My employer wants me to sign a noncompetition agreement. What is it? Is it legally binding?
A noncompetition agreement is an agreement between you and your employer stating that should you choose to leave the company, you will not go to work for a competitor or start a competing business within a specified geographic region for a specified period of time. Noncompetition agreements can be included within an employment agreement or may be a separate agreement.
If you are offered a new job, the hiring company may make it a condition of employment that you sign a noncompetition agreement. In the past, noncompetition agreements were generally required only for executive-level positions. Now, they have become more widely used with employees who have access to critical information through job responsibilities, such as salespeople, or even those with access to information through social interactions with owners or high-level executives.

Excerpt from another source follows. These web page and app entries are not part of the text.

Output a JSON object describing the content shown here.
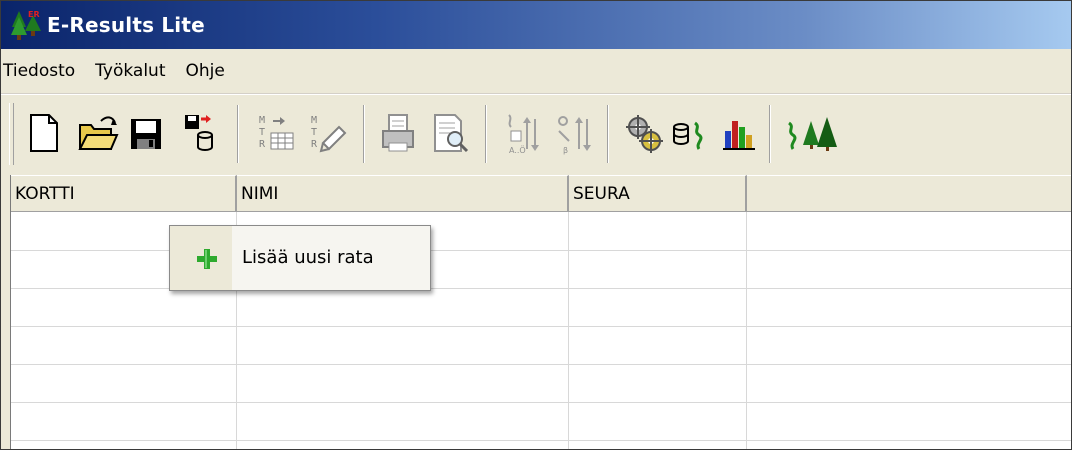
{
  "window": {
    "title": "E-Results Lite"
  },
  "menubar": {
    "items": [
      "Tiedosto",
      "Työkalut",
      "Ohje"
    ]
  },
  "toolbar": {
    "buttons": [
      {
        "icon": "new-document-icon"
      },
      {
        "icon": "open-folder-icon"
      },
      {
        "icon": "save-floppy-icon"
      },
      {
        "icon": "save-to-database-icon"
      },
      {
        "icon": "import-table-icon"
      },
      {
        "icon": "edit-names-icon"
      },
      {
        "icon": "print-icon"
      },
      {
        "icon": "print-preview-icon"
      },
      {
        "icon": "sort-ascending-icon"
      },
      {
        "icon": "sort-descending-icon"
      },
      {
        "icon": "settings-gears-icon"
      },
      {
        "icon": "database-runner-icon"
      },
      {
        "icon": "bar-chart-icon"
      },
      {
        "icon": "runner-trees-icon"
      }
    ]
  },
  "grid": {
    "columns": [
      "KORTTI",
      "NIMI",
      "SEURA",
      ""
    ]
  },
  "context_menu": {
    "items": [
      {
        "label": "Lisää uusi rata",
        "icon": "plus-icon"
      }
    ]
  },
  "colors": {
    "titlebar_start": "#0a246a",
    "titlebar_end": "#a6caf0",
    "face": "#ece9d8",
    "plus_green": "#2eaa2e"
  }
}
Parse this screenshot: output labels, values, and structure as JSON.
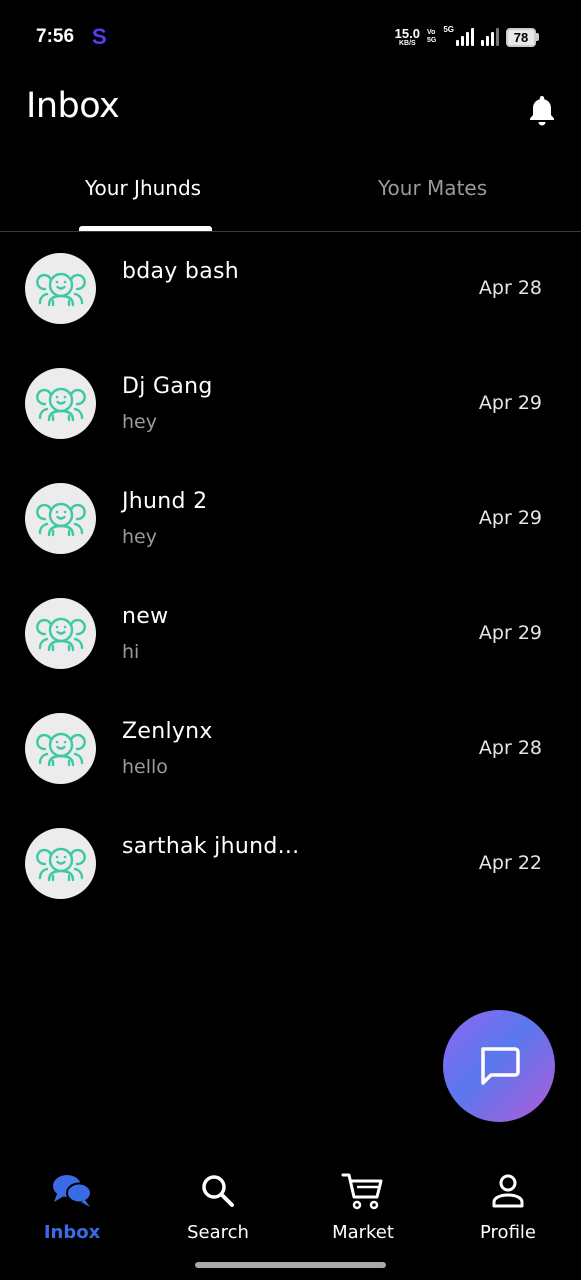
{
  "status_bar": {
    "time": "7:56",
    "app_letter": "S",
    "net_speed_value": "15.0",
    "net_speed_unit": "KB/S",
    "volte_top": "Vo",
    "volte_bottom": "5G",
    "five_g": "5G",
    "battery": "78"
  },
  "header": {
    "title": "Inbox",
    "bell_icon": "bell-icon"
  },
  "tabs": [
    {
      "label": "Your Jhunds",
      "active": true
    },
    {
      "label": "Your Mates",
      "active": false
    }
  ],
  "chats": [
    {
      "name": "bday bash",
      "message": "",
      "date": "Apr 28"
    },
    {
      "name": "Dj Gang",
      "message": "hey",
      "date": "Apr 29"
    },
    {
      "name": "Jhund 2",
      "message": "hey",
      "date": "Apr 29"
    },
    {
      "name": "new",
      "message": "hi",
      "date": "Apr 29"
    },
    {
      "name": "Zenlynx",
      "message": "hello",
      "date": "Apr 28"
    },
    {
      "name": "sarthak jhund...",
      "message": "",
      "date": "Apr 22"
    }
  ],
  "fab": {
    "icon": "chat-bubble-icon"
  },
  "bottom_nav": [
    {
      "label": "Inbox",
      "icon": "chat-bubbles-icon",
      "active": true
    },
    {
      "label": "Search",
      "icon": "search-icon",
      "active": false
    },
    {
      "label": "Market",
      "icon": "cart-icon",
      "active": false
    },
    {
      "label": "Profile",
      "icon": "person-icon",
      "active": false
    }
  ],
  "colors": {
    "background": "#000000",
    "accent": "#3a6be6",
    "avatar_bg": "#ececec",
    "avatar_icon": "#3cc9a3",
    "muted_text": "#9a9a9a"
  }
}
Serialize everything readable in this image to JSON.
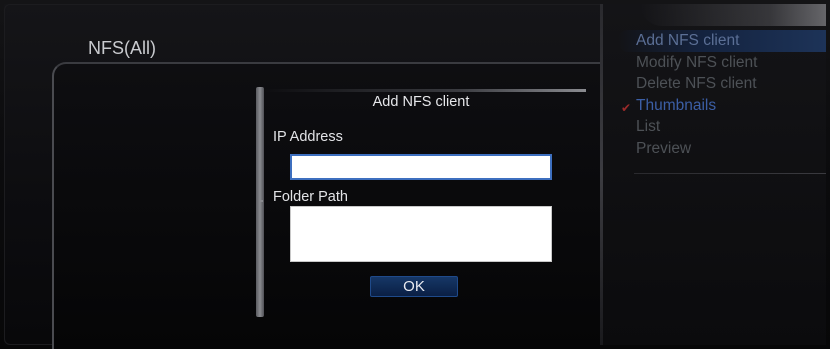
{
  "screen": {
    "title": "NFS(All)"
  },
  "dialog": {
    "title": "Add NFS client",
    "ip_label": "IP Address",
    "ip_value": "",
    "folder_label": "Folder Path",
    "folder_value": "",
    "ok_label": "OK"
  },
  "menu": {
    "items": [
      {
        "label": "Add NFS client",
        "state": "highlighted"
      },
      {
        "label": "Modify NFS client",
        "state": "normal"
      },
      {
        "label": "Delete NFS client",
        "state": "normal"
      },
      {
        "label": "Thumbnails",
        "state": "selected",
        "marker": "check-mark-icon"
      },
      {
        "label": "List",
        "state": "normal"
      },
      {
        "label": "Preview",
        "state": "normal"
      }
    ]
  },
  "colors": {
    "background": "#0c0c0e",
    "highlight": "#1d3358",
    "selected_text": "#3c5fa6",
    "menu_text": "#4d5156",
    "input_focus_border": "#3d6fbf",
    "ok_button": "#0f2a55",
    "marker": "#9b2a2a"
  }
}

It is legal in many states to require certain employees to sign noncompetition agreements. However, there are no general rules that apply to such agreements, and there have been situations where noncompetition agreements were deemed unenforceable by a court.

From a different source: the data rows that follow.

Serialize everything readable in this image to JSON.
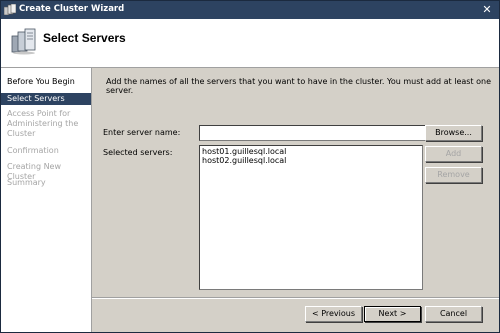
{
  "window": {
    "title": "Create Cluster Wizard",
    "close_glyph": "✕"
  },
  "header": {
    "title": "Select Servers"
  },
  "nav": {
    "items": [
      {
        "label": "Before You Begin",
        "state": "normal"
      },
      {
        "label": "Select Servers",
        "state": "active"
      },
      {
        "label": "Access Point for Administering the Cluster",
        "state": "disabled"
      },
      {
        "label": "Confirmation",
        "state": "disabled"
      },
      {
        "label": "Creating New Cluster",
        "state": "disabled"
      },
      {
        "label": "Summary",
        "state": "disabled"
      }
    ]
  },
  "main": {
    "instruction": "Add the names of all the servers that you want to have in the cluster. You must add at least one server.",
    "server_name_label": "Enter server name:",
    "server_name_value": "",
    "selected_label": "Selected servers:",
    "selected_servers": [
      "host01.guillesql.local",
      "host02.guillesql.local"
    ],
    "browse_label": "Browse...",
    "add_label": "Add",
    "remove_label": "Remove"
  },
  "footer": {
    "previous_label": "< Previous",
    "next_label": "Next >",
    "cancel_label": "Cancel"
  },
  "colors": {
    "titlebar": "#2d4361",
    "selection": "#2d4361",
    "dialog": "#d4d0c8",
    "disabled_text": "#a5a5a5"
  }
}
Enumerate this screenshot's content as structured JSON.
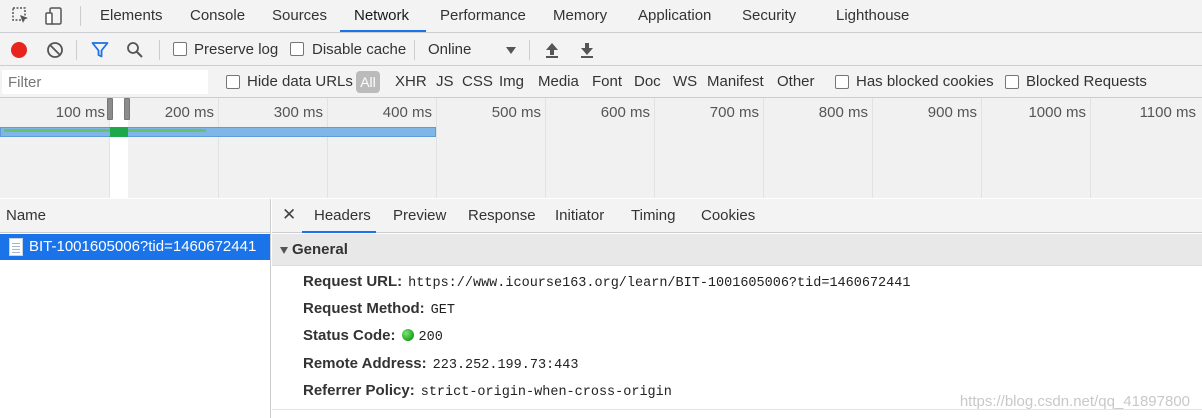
{
  "tabs": [
    "Elements",
    "Console",
    "Sources",
    "Network",
    "Performance",
    "Memory",
    "Application",
    "Security",
    "Lighthouse"
  ],
  "active_tab": "Network",
  "toolbar": {
    "preserve_log": "Preserve log",
    "disable_cache": "Disable cache",
    "throttling": "Online"
  },
  "filter": {
    "placeholder": "Filter",
    "hide_data_urls": "Hide data URLs",
    "all": "All",
    "types": [
      "XHR",
      "JS",
      "CSS",
      "Img",
      "Media",
      "Font",
      "Doc",
      "WS",
      "Manifest",
      "Other"
    ],
    "has_blocked_cookies": "Has blocked cookies",
    "blocked_requests": "Blocked Requests"
  },
  "timeline": {
    "ticks": [
      "100 ms",
      "200 ms",
      "300 ms",
      "400 ms",
      "500 ms",
      "600 ms",
      "700 ms",
      "800 ms",
      "900 ms",
      "1000 ms",
      "1100 ms"
    ]
  },
  "name_column": {
    "header": "Name",
    "requests": [
      "BIT-1001605006?tid=1460672441"
    ]
  },
  "detail": {
    "tabs": [
      "Headers",
      "Preview",
      "Response",
      "Initiator",
      "Timing",
      "Cookies"
    ],
    "active_tab": "Headers",
    "section": "General",
    "rows": [
      {
        "key": "Request URL:",
        "value": "https://www.icourse163.org/learn/BIT-1001605006?tid=1460672441"
      },
      {
        "key": "Request Method:",
        "value": "GET"
      },
      {
        "key": "Status Code:",
        "value": "200"
      },
      {
        "key": "Remote Address:",
        "value": "223.252.199.73:443"
      },
      {
        "key": "Referrer Policy:",
        "value": "strict-origin-when-cross-origin"
      }
    ]
  },
  "watermark": "https://blog.csdn.net/qq_41897800",
  "colors": {
    "accent": "#1a73e8",
    "record": "#e8251c",
    "status_ok": "#1aa31a"
  }
}
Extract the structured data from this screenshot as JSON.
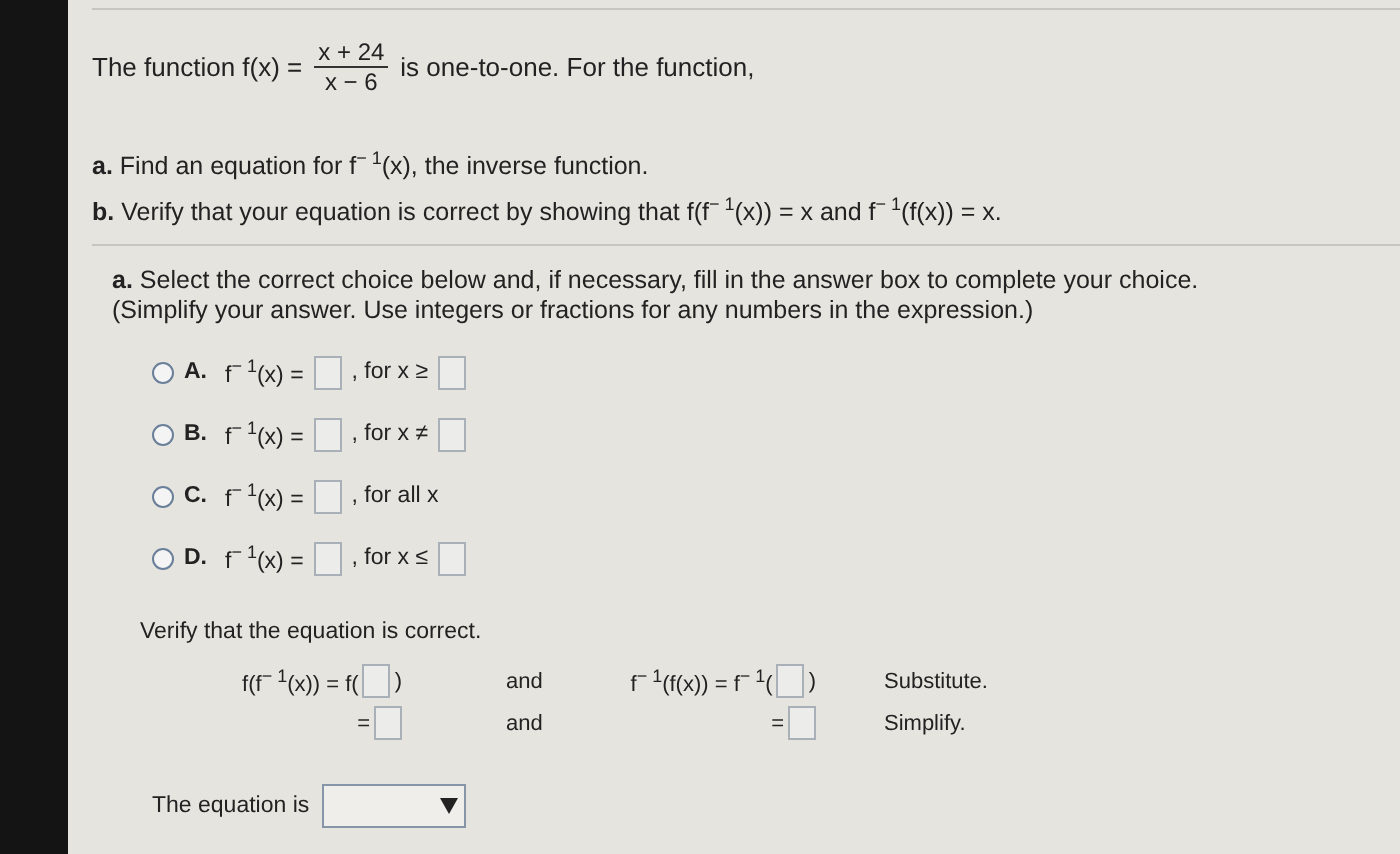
{
  "intro": {
    "before": "The function f(x) =",
    "numerator": "x + 24",
    "denominator": "x − 6",
    "after": "is one-to-one. For the function,"
  },
  "tasks": [
    {
      "label": "a.",
      "text": "Find an equation for f$^{− 1}$(x), the inverse function."
    },
    {
      "label": "b.",
      "text": "Verify that your equation is correct by showing that f(f$^{− 1}$(x)) = x and f$^{− 1}$(f(x)) = x."
    }
  ],
  "part_a": {
    "label": "a.",
    "instruction": "Select the correct choice below and, if necessary, fill in the answer box to complete your choice.",
    "hint": "(Simplify your answer. Use integers or fractions for any numbers in the expression.)"
  },
  "choices": [
    {
      "letter": "A.",
      "lhs": "f$^{− 1}$(x) =",
      "condition": ", for x ≥",
      "kind": "with-box",
      "selected": false
    },
    {
      "letter": "B.",
      "lhs": "f$^{− 1}$(x) =",
      "condition": ", for x ≠",
      "kind": "with-box",
      "selected": false
    },
    {
      "letter": "C.",
      "lhs": "f$^{− 1}$(x) =",
      "condition": ", for all x",
      "kind": "no-box",
      "selected": false
    },
    {
      "letter": "D.",
      "lhs": "f$^{− 1}$(x) =",
      "condition": ", for x ≤",
      "kind": "with-box",
      "selected": false
    }
  ],
  "verify": {
    "title": "Verify that the equation is correct.",
    "rows": [
      {
        "kind": "substitute",
        "left": "f(f$^{− 1}$(x)) = f(",
        "left_close": ")",
        "middle": "and",
        "right": "f$^{− 1}$(f(x)) = f$^{− 1}$(",
        "right_close": ")",
        "note": "Substitute."
      },
      {
        "kind": "simplify",
        "left": "=",
        "middle": "and",
        "right": "=",
        "note": "Simplify."
      }
    ]
  },
  "conclusion": {
    "label": "The equation is"
  }
}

Generally, an enforceable employment-related noncompetition agreement must be necessary to protect a legitimate business interest of the employer, must not violate the public interest, and must contain language that:

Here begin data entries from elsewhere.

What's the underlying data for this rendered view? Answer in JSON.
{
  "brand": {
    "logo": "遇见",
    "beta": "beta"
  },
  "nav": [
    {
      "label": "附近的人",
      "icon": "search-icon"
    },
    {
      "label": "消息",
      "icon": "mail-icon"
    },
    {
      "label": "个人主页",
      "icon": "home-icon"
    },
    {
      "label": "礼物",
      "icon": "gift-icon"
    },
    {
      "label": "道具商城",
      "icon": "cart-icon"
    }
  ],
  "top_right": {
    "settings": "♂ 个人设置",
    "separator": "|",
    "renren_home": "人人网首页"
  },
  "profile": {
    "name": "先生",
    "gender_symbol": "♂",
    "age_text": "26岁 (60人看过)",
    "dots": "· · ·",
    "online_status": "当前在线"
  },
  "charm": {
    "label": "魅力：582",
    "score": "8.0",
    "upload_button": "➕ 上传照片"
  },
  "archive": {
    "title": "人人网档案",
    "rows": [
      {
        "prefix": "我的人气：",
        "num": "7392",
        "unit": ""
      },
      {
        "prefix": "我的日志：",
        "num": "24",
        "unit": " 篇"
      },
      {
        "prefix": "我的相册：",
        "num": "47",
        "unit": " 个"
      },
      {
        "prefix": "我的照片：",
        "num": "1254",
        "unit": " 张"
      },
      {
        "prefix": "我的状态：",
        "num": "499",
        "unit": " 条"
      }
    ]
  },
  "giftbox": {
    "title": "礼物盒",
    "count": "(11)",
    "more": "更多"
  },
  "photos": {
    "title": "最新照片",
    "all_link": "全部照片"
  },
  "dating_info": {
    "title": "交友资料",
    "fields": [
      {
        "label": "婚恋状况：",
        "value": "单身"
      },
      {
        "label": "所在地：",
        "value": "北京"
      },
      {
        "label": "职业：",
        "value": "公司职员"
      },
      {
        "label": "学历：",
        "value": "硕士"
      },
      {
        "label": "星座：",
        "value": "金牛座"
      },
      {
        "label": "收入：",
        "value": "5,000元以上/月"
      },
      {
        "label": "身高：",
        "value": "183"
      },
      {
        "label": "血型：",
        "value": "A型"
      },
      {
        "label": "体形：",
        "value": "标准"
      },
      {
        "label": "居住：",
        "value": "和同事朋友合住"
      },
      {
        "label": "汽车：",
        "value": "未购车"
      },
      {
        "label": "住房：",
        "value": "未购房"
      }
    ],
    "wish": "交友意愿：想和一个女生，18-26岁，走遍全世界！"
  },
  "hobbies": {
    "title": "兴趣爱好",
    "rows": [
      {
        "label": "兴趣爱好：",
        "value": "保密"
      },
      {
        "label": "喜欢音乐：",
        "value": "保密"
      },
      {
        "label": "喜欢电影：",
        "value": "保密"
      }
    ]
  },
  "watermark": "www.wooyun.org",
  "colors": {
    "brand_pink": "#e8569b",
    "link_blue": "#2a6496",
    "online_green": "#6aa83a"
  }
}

- Limits the duration of the agreement
- Limits the geographic area to which it applies
- Details the scope of the prohibited activity
Some states will not enforce noncompetition agreements in the employment context at all. Consult an attorney to determine whether, and to what extent, such agreements are enforceable in your state.